Journal of Neurophysiology

Electrophysiological mapping of GABAA receptor-mediated inhibition in adult rat somatosensory cortex

P. A. Salin, D. A. Prince


1. gamma-Aminobutyric acid-A (GABAA) receptor-mediated synaptic currents evoked by intracortical stimulation in rat somatosensory cortical slices maintained in vitro were studied using the whole cell patch-clamp technique. All anatomically identified pyramidal neurons of layer II-III (SG neurons), layer IV (IV neurons), and layer V (IG neurons) generated evoked inhibitory postsynaptic currents (eIPSCs) that were blocked by bicuculline. At threshold, eIPSCs had kinetic properties (rise time of 0.9 ms and decay time constant of 9 ms) similar to those of spontaneous IPSCs generated in the same cells. 2. The strength of inhibition was quantified by determining the stimulus threshold for evoking responses and the relationship between stimulus strength and eIPSC peak amplitudes (input/output curve). For eIPSCs recorded in control solution, the input/output curve was about four times steeper than for eIPSCs recorded in the presence of the ionotropic glutamate receptor antagonists 6-cyano-7-nitroquinoxaline-2,3-dione (CNQX) and D-2-amino-5-phosphonovalerate (D-AP5), suggesting the dependence of GABAA inhibition on synpatic excitation of interneurons. 3. In the presence of CNQX and D-AP5, monosynaptic IPSCs, evoked by stimulation close to the recording patch pipette, had similar input/output curves in SG and IG neurons.
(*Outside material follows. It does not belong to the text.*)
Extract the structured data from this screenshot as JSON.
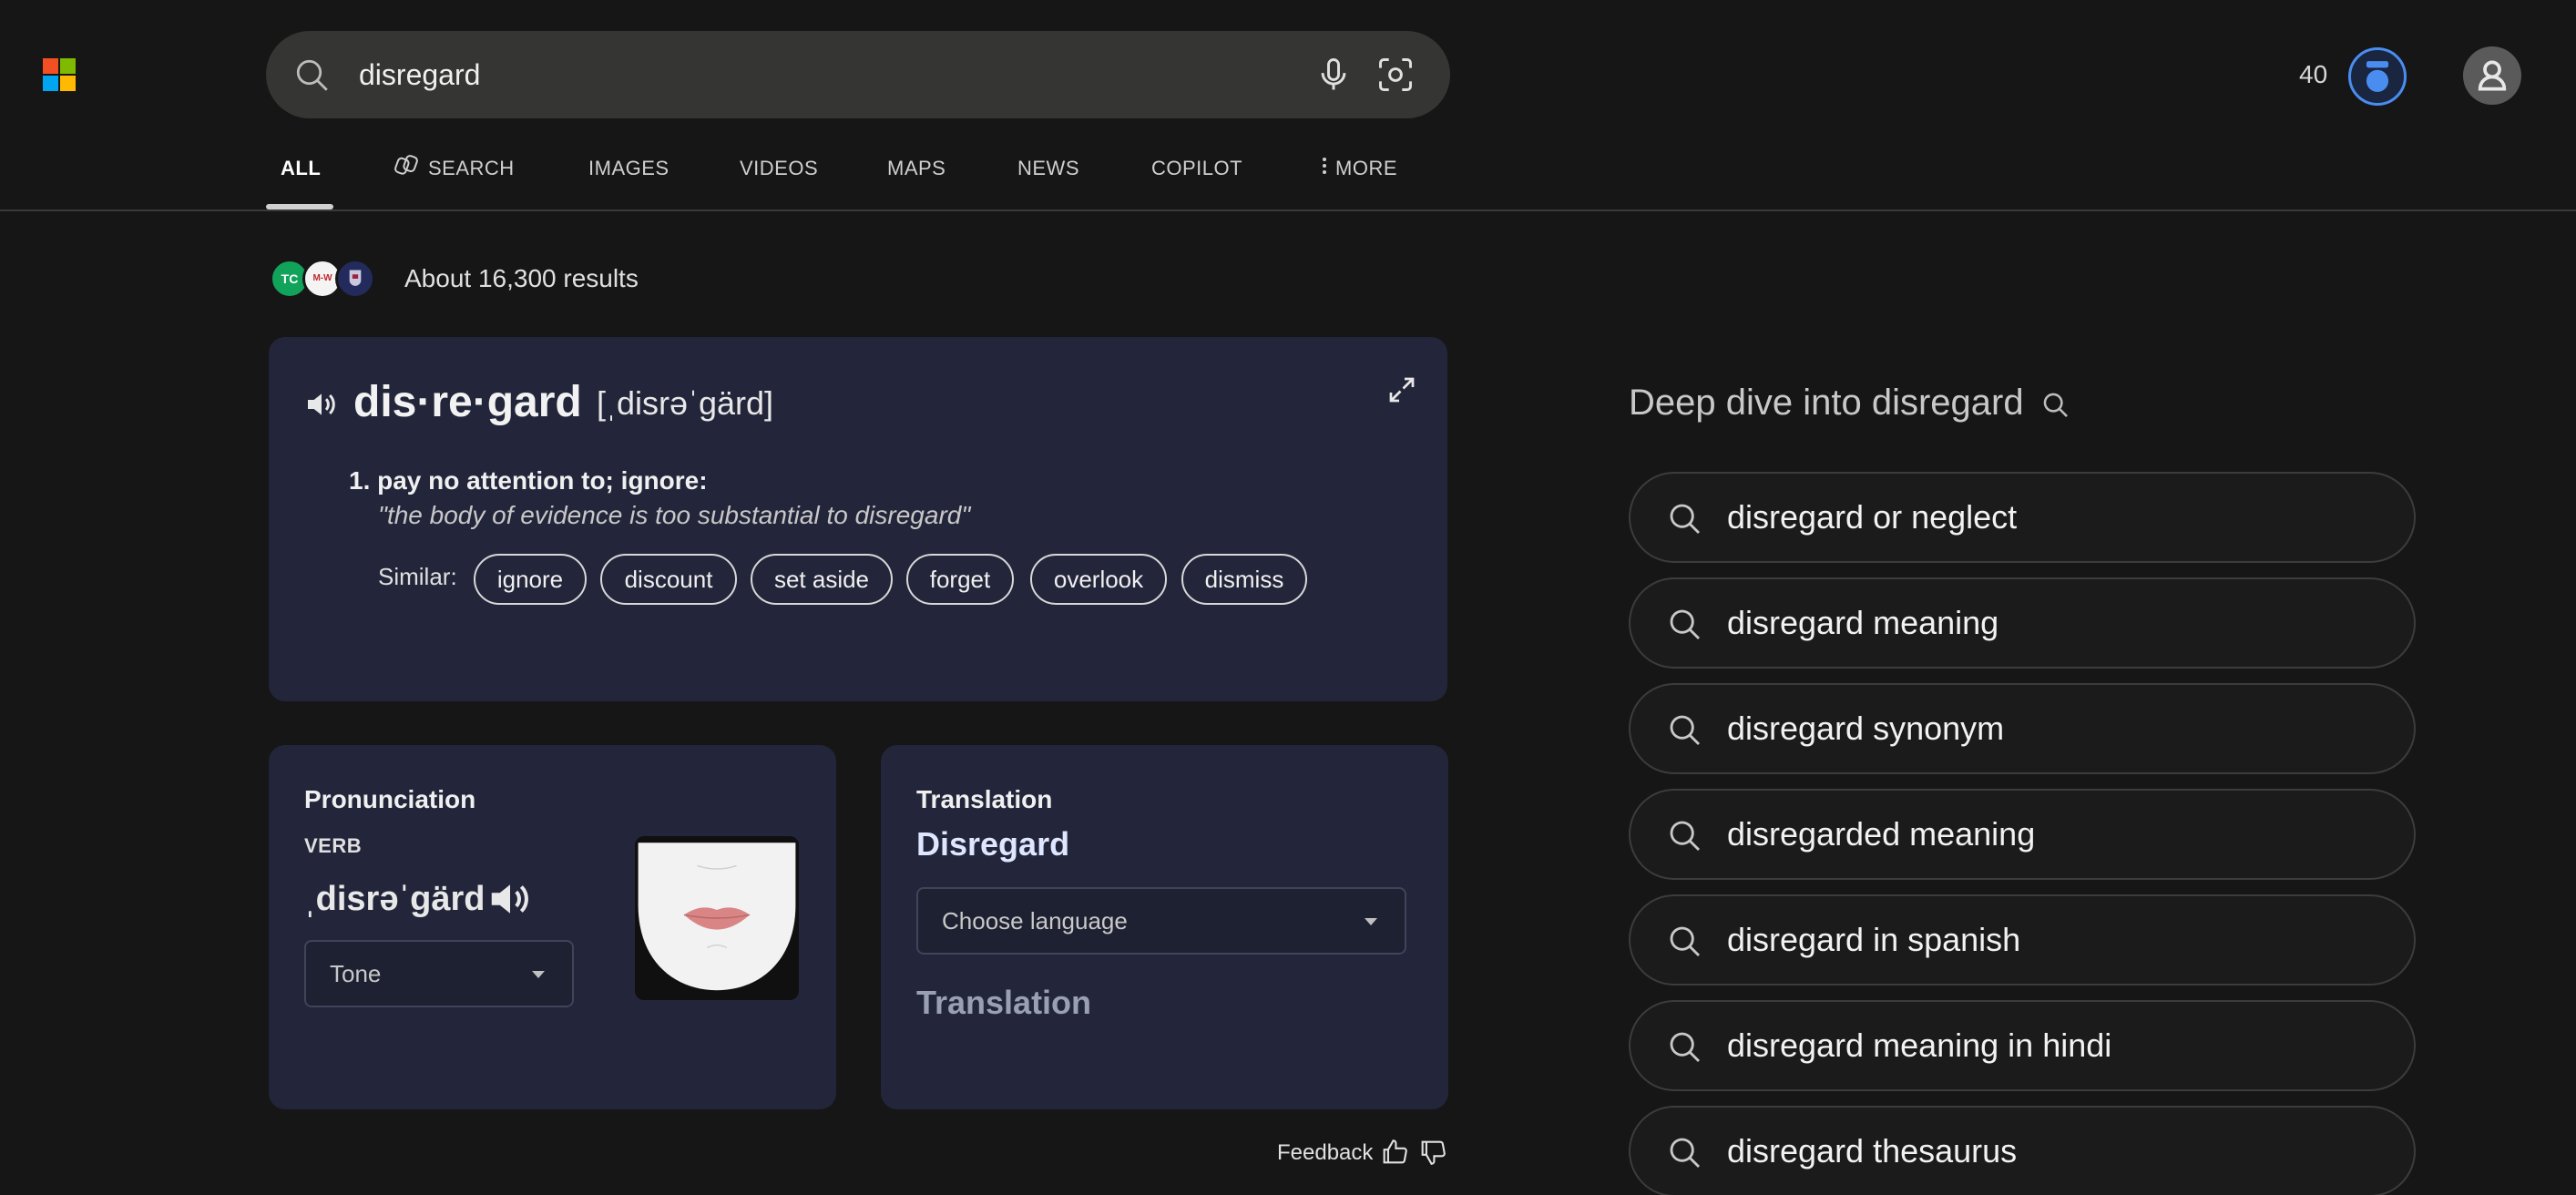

This suggests that the level of monosynaptic inhibition generated in these two populations of cells is similar. 4. When the stimulus was moved to a distant site > 350 microns from the recorded neuron, either in vertical or in horizontal direction, the stimulus intensity required for evoking IPSCs was higher, and the input/output curve was less steep. This suggests that the density of GABAergic somata and axons projecting to the recorded neuron is lower at these distances than at more proximal sites. 5. The maximum horizontal distance over which IPSCs could be evoked ("horizontal field") was larger in layer V than in other layers. The horizontal field (distance between stimulating and recording pipettes) was 600 microns in layer II-III, 580 microns in layer IV, and 720 microns in layer V. Anatomic identification of the somatosensory cortical barrels indicated that the extent of GABAergic projections was larger than the barrel hollow and might thus form a substrate for interbarrel inhibition in layer IV during cross-wisker stimulation. 6. The maximum vertical inhibitory field was larger than the maximum horizontal field. IPSCs could be evoked in layer V neurons by layer I stimuli, showing that a powerful interlaminar inhibition is present that may play a role in synchronizing the activity of neurons in a column. IPSCs evoked by layer I stimulation frequently had slower kinetics than those elicited by stimulation at sites close to the soma. 7. These findings suggest that functional GABAergic projections are characterized by a large degree of convergence. Quantification of GABAA-mediated IPSCs indicates that this zone of inhibitory synaptic convergence onto a given pyramidal neuron is subdivided into a powerful local inhibitory zone and a surrounding area of long-range, less effective, inhibitory projections. Potential roles for these concentric inhibitory areas in cortical processing of sensory information are discussed.